What has disappointed you? Has a professional effort failed, or has a friend betrayed a confidence? Often our disappointments are with ourselves! We know God’s will is best, but we often still feel disappointment when we pray, ask, and God does something different.
When you read the account of Moses’ death in Deuteronomy 34 and find that God refused Moses’ entrance into Israel’s Promised Land, do you feel disappointment on Moses’ behalf? After all, this was Moses, who in God’s power spoke for God before Egypt’s Pharaoh. This was God’s man, who struggled with the Israelites’ complaints over and over on the wilderness journey, and then saw them refuse to enter when they finally arrived. This was Moses, whose life so often pointed ahead to Jesus the true Redeemer, typifying Him and His sacrifice as he pleaded with God to “blot him out of his book” rather than destroying the people for worshiping a calf idol. (Exodus 32:32) And now he must die outside Canaan’s borders.
Moses sinned when he disobeyed God at Meribah, striking the rock and implying he would bring water from it. God said, “Because you did not believe in Me, to uphold Me as holy in the eyes of the people of Israel, therefore you shall not bring this assembly into the land that I have given them.” (Numbers 20:12) God intended Moses to lead Israel to believe and worship Him in His holy reality. (Exodus 3:10-18) When Moses surrendered to anger and pride before the people, the LORD acted in discipline.

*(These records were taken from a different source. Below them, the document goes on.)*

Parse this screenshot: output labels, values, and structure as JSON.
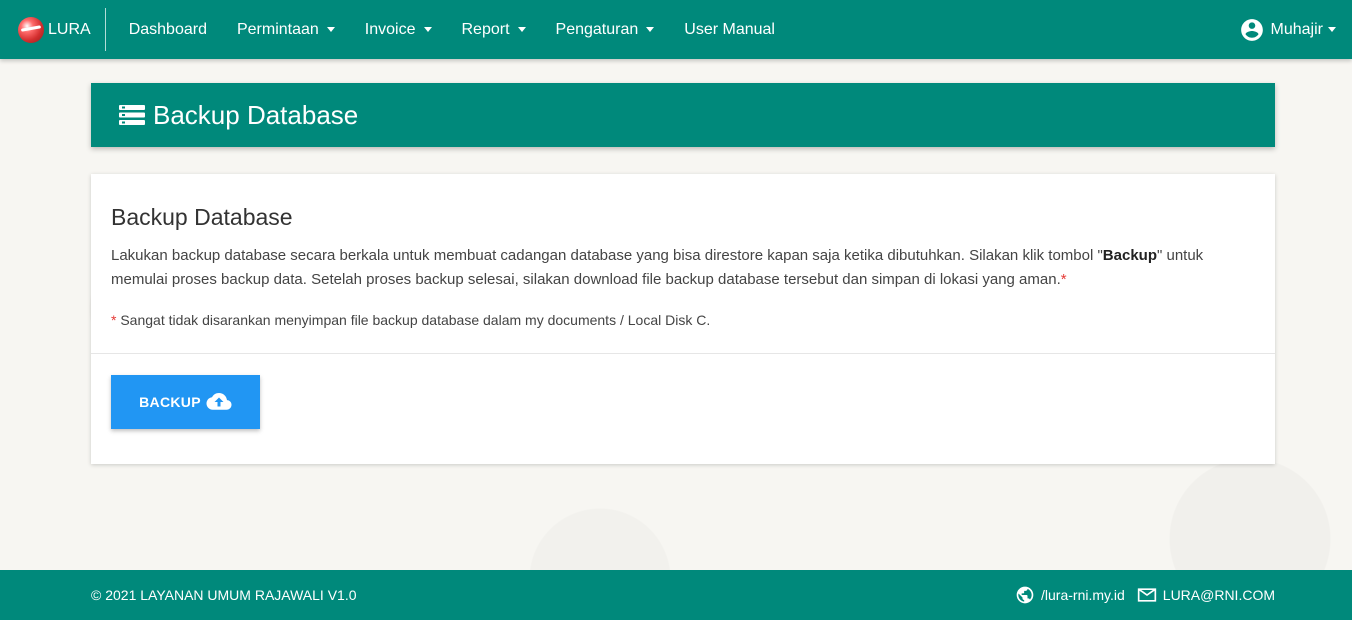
{
  "navbar": {
    "brand": "LURA",
    "items": [
      {
        "label": "Dashboard",
        "dropdown": false
      },
      {
        "label": "Permintaan",
        "dropdown": true
      },
      {
        "label": "Invoice",
        "dropdown": true
      },
      {
        "label": "Report",
        "dropdown": true
      },
      {
        "label": "Pengaturan",
        "dropdown": true
      },
      {
        "label": "User Manual",
        "dropdown": false
      }
    ],
    "user": "Muhajir"
  },
  "header": {
    "title": "Backup Database",
    "icon": "list-icon"
  },
  "card": {
    "title": "Backup Database",
    "desc_part1": "Lakukan backup database secara berkala untuk membuat cadangan database yang bisa direstore kapan saja ketika dibutuhkan. Silakan klik tombol \"",
    "desc_bold": "Backup",
    "desc_part2": "\" untuk memulai proses backup data. Setelah proses backup selesai, silakan download file backup database tersebut dan simpan di lokasi yang aman.",
    "asterisk": "*",
    "note": " Sangat tidak disarankan menyimpan file backup database dalam my documents / Local Disk C.",
    "button_label": "BACKUP",
    "button_icon": "cloud-upload-icon"
  },
  "footer": {
    "copyright": "© 2021 LAYANAN UMUM RAJAWALI V1.0",
    "website": "/lura-rni.my.id",
    "email": "LURA@RNI.COM"
  },
  "colors": {
    "primary": "#00897b",
    "button": "#2196f3",
    "asterisk": "#e53935"
  }
}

We have no record of how Moses felt. We do know that all God does is loving and right. When we read the final narrative of Deuteronomy, we don’t see Moses struggling alone toward another mountain’s summit. Moses stands strong with clear eyes, looking over the landscape of promise, with the LORD Himself as guide, seeing every soaring cliff and green valley of the place God promised His people from ancient times.
Moses’ death is mysterious, but he did not die alone. The LORD personally buried Moses’ body in a secret place. Scripture records that when Satan invaded and tried to seize Moses’ body, God deployed the archangel Michael to repel him. (Jude 9-10)

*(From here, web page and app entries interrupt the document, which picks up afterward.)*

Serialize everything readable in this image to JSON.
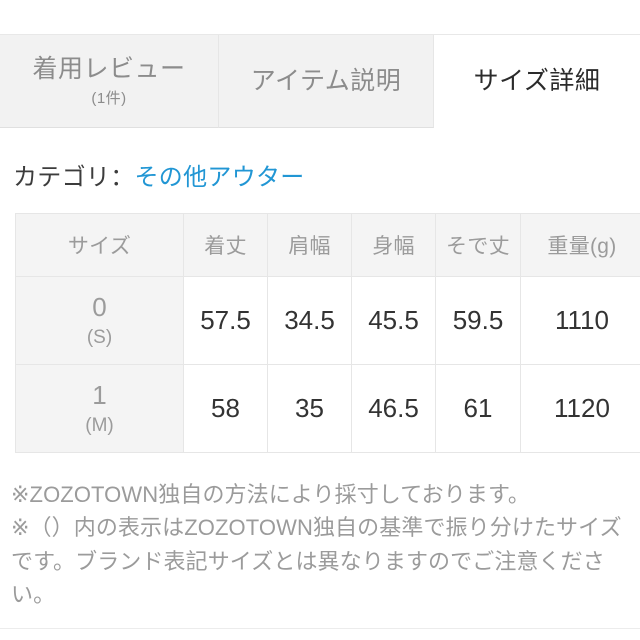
{
  "tabs": [
    {
      "label": "着用レビュー",
      "sub": "(1件)",
      "active": false
    },
    {
      "label": "アイテム説明",
      "sub": "",
      "active": false
    },
    {
      "label": "サイズ詳細",
      "sub": "",
      "active": true
    }
  ],
  "category": {
    "label": "カテゴリ：",
    "link": "その他アウター",
    "link_color": "#2196d4"
  },
  "size_table": {
    "headers": [
      "サイズ",
      "着丈",
      "肩幅",
      "身幅",
      "そで丈",
      "重量(g)"
    ],
    "rows": [
      {
        "size": "0",
        "size_alt": "(S)",
        "values": [
          "57.5",
          "34.5",
          "45.5",
          "59.5",
          "1110"
        ]
      },
      {
        "size": "1",
        "size_alt": "(M)",
        "values": [
          "58",
          "35",
          "46.5",
          "61",
          "1120"
        ]
      }
    ]
  },
  "notes": [
    "※ZOZOTOWN独自の方法により採寸しております。",
    "※（）内の表示はZOZOTOWN独自の基準で振り分けたサイズです。ブランド表記サイズとは異なりますのでご注意ください。"
  ]
}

The writer of Hebrews includes Moses in his cavalcade of those who lived by faith. (Hebrews 11) He said Moses “considered the reproach of Christ greater wealth than the treasures of Egypt, for he was looking to the reward.” (Hebrews 11:26) Moses believed in and chose God and His promises, and those promises would be fulfilled perfectly in Christ. The reward Moses sought most was God Himself and His unfailing intentions for all His people, in which there will be no disappointments. Hebrews says, “And all these, though commended through their faith, did not receive what was promised, since God had provided something better for us, that apart from us they should not be made perfect.” (Hebrews 11:39-40).

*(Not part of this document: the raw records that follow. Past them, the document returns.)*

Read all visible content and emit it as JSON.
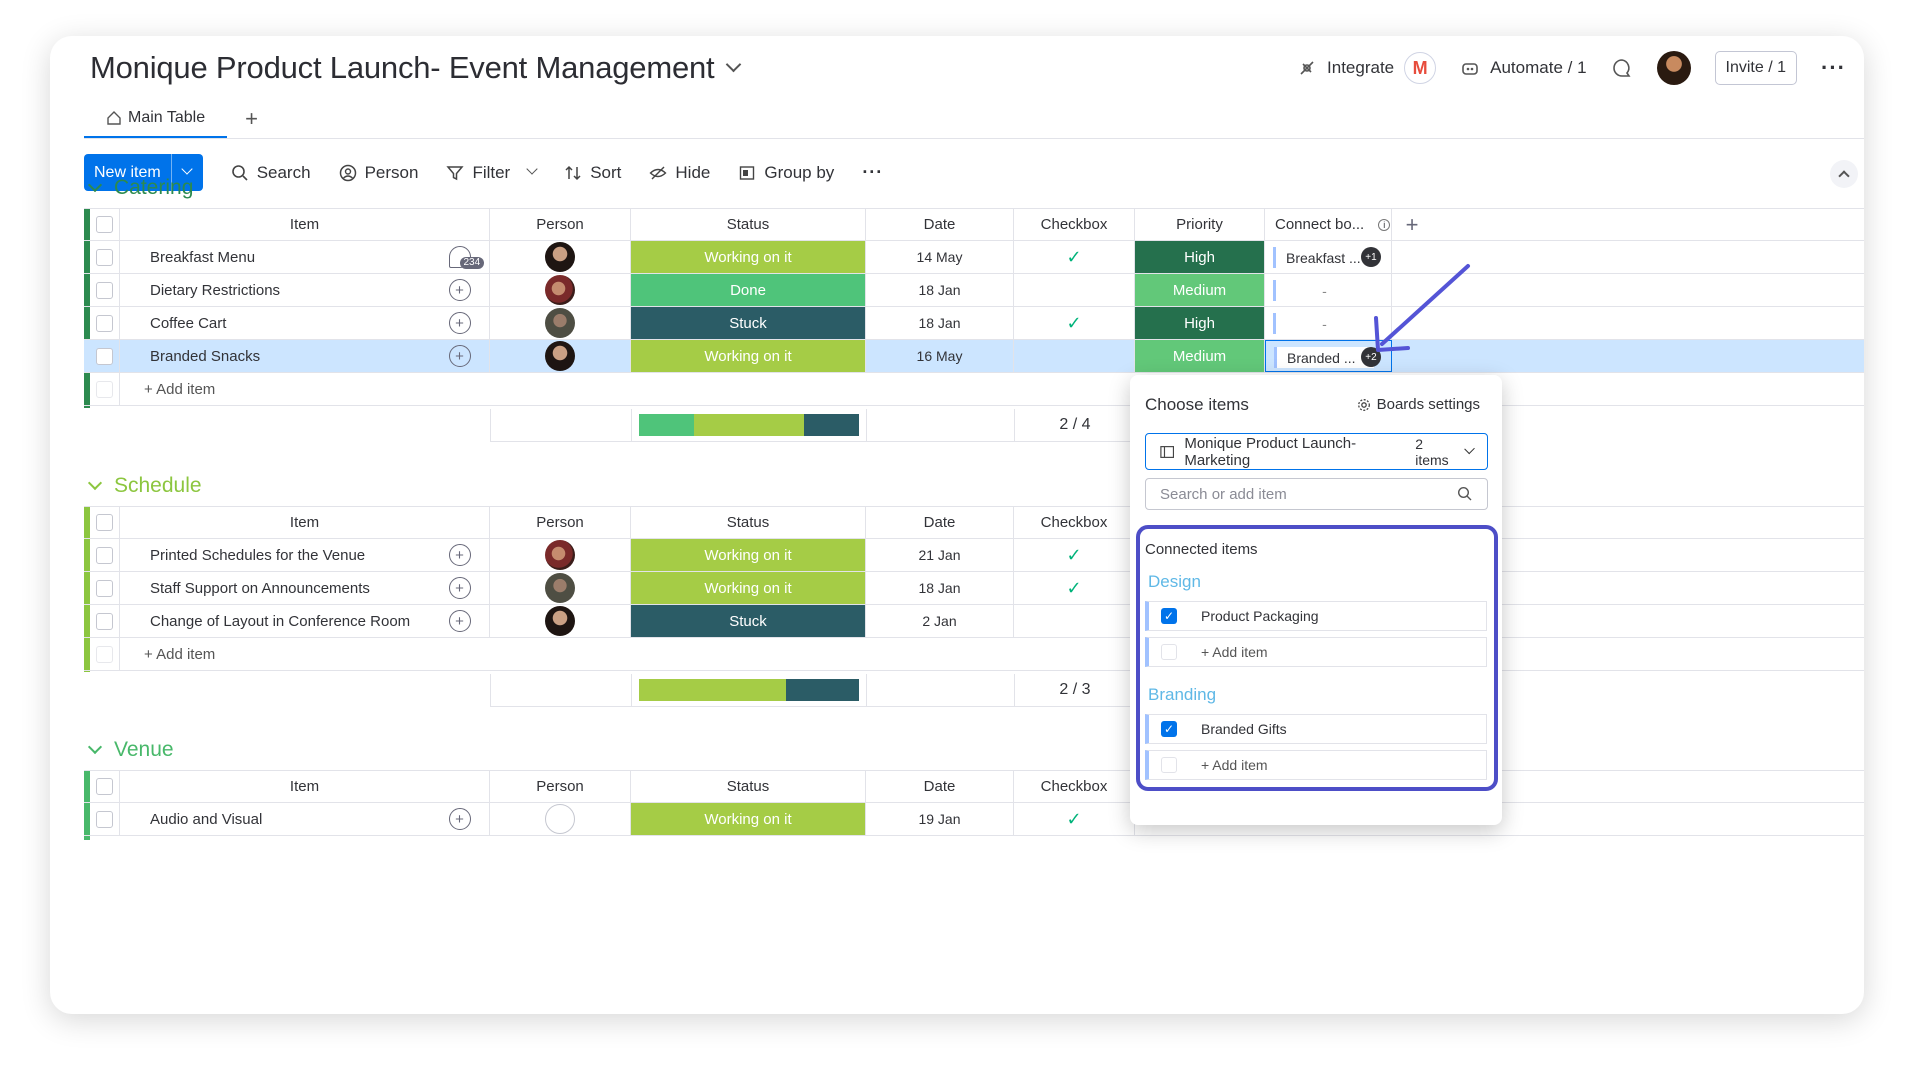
{
  "header": {
    "board_title": "Monique Product Launch- Event Management",
    "integrate": "Integrate",
    "integrate_icon": "gmail-icon",
    "automate": "Automate / 1",
    "invite": "Invite / 1"
  },
  "tabs": {
    "main": "Main Table",
    "add": "+"
  },
  "toolbar": {
    "new_item": "New item",
    "search": "Search",
    "person": "Person",
    "filter": "Filter",
    "sort": "Sort",
    "hide": "Hide",
    "group_by": "Group by"
  },
  "columns": {
    "item": "Item",
    "person": "Person",
    "status": "Status",
    "date": "Date",
    "checkbox": "Checkbox",
    "priority": "Priority",
    "connect": "Connect bo..."
  },
  "colors": {
    "working": "#a5cc46",
    "done": "#4fc47a",
    "stuck": "#2b5c66",
    "high": "#25704d",
    "medium": "#62c879",
    "catering": "#2c8a4f",
    "schedule": "#8cc63f",
    "venue": "#48b86a"
  },
  "groups": [
    {
      "name": "Catering",
      "add_item": "+ Add item",
      "summary_count": "2 / 4",
      "rows": [
        {
          "item": "Breakfast Menu",
          "person": "av1",
          "status": "Working on it",
          "date": "14 May",
          "check": "✓",
          "priority": "High",
          "connect": "Breakfast ...",
          "badge": "+1",
          "conv_badge": "234"
        },
        {
          "item": "Dietary Restrictions",
          "person": "av2",
          "status": "Done",
          "date": "18 Jan",
          "check": "",
          "priority": "Medium",
          "connect": "-",
          "badge": ""
        },
        {
          "item": "Coffee Cart",
          "person": "av3",
          "status": "Stuck",
          "date": "18 Jan",
          "check": "✓",
          "priority": "High",
          "connect": "-",
          "badge": ""
        },
        {
          "item": "Branded Snacks",
          "person": "av1",
          "status": "Working on it",
          "date": "16 May",
          "check": "",
          "priority": "Medium",
          "connect": "Branded ...",
          "badge": "+2"
        }
      ]
    },
    {
      "name": "Schedule",
      "add_item": "+ Add item",
      "summary_count": "2 / 3",
      "rows": [
        {
          "item": "Printed Schedules for the Venue",
          "person": "av2",
          "status": "Working on it",
          "date": "21 Jan",
          "check": "✓"
        },
        {
          "item": "Staff Support on Announcements",
          "person": "av3",
          "status": "Working on it",
          "date": "18 Jan",
          "check": "✓"
        },
        {
          "item": "Change of Layout in Conference Room",
          "person": "av1",
          "status": "Stuck",
          "date": "2 Jan",
          "check": ""
        }
      ]
    },
    {
      "name": "Venue",
      "rows": [
        {
          "item": "Audio and Visual",
          "person": "empty",
          "status": "Working on it",
          "date": "19 Jan",
          "check": "✓"
        }
      ]
    }
  ],
  "popover": {
    "title": "Choose items",
    "settings": "Boards settings",
    "board_name": "Monique Product Launch- Marketing",
    "board_count": "2 items",
    "search_placeholder": "Search or add item",
    "connected_label": "Connected items",
    "groups": [
      {
        "name": "Design",
        "item": "Product Packaging",
        "add": "+ Add item"
      },
      {
        "name": "Branding",
        "item": "Branded Gifts",
        "add": "+ Add item"
      }
    ]
  }
}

So how do we regard the end of Moses’ life or our disappointments? God’s designs for His people are better than we understand, prepared for us with overflowing grace in Christ. We, with Moses, join together in God’s promises and good purposes, and He is always with us.